But in court papers released today, Gallagher responded fully to Ross’s allegations of harassment.

One of Ross’s key accusations is that the surveillance records were compiled in breach of his ‘reasonable expectation of privacy’.

The US broking group said he had agreed to something called the Ross Service Agreement, which meant the company had the right to carry out surveillance in this particular situation.

Furthermore, Gallagher was allowed to monitor his emails as part of its IT policy, something Ross had signed up to.

Gallagher batted away all his allegations of Data Protection Act breaches, and that it acted responsibly and within its rights at all times.

Gallagher said Ross himself was known to carry out surveillance when he was at the helm of the international business.

Gallagher said: “Mr Ross was aware of the likelihood of surveillance being used in these circumstances. Without prejudice to the generality of the foregoing, on at least one occasion, Mr Ross himself authorised surveillance of employees for the purposes of ascertaining whether or not they were complying with their obligations to Gallagher and/or whether their conduct posed a threat to Gallagher’s legitimate business interests.”

Former international finance chief Mark Mugge also accuses Gallagher of harassment, but the response to his counter-claim is yet to be released. Gallagher is suing Ross, Mugge and financial consultant Chris Keey for organising team lifts and scuppering its acquisitions plans.

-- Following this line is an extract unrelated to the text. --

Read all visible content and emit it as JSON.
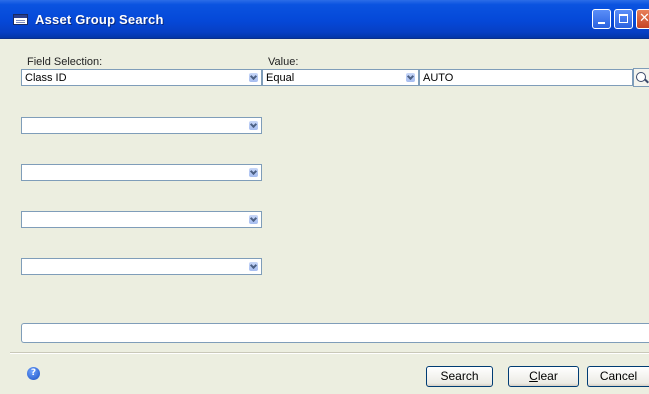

Ross, Mugge and Keey deny all the allegations. A trial is expected between July 10 and July 17.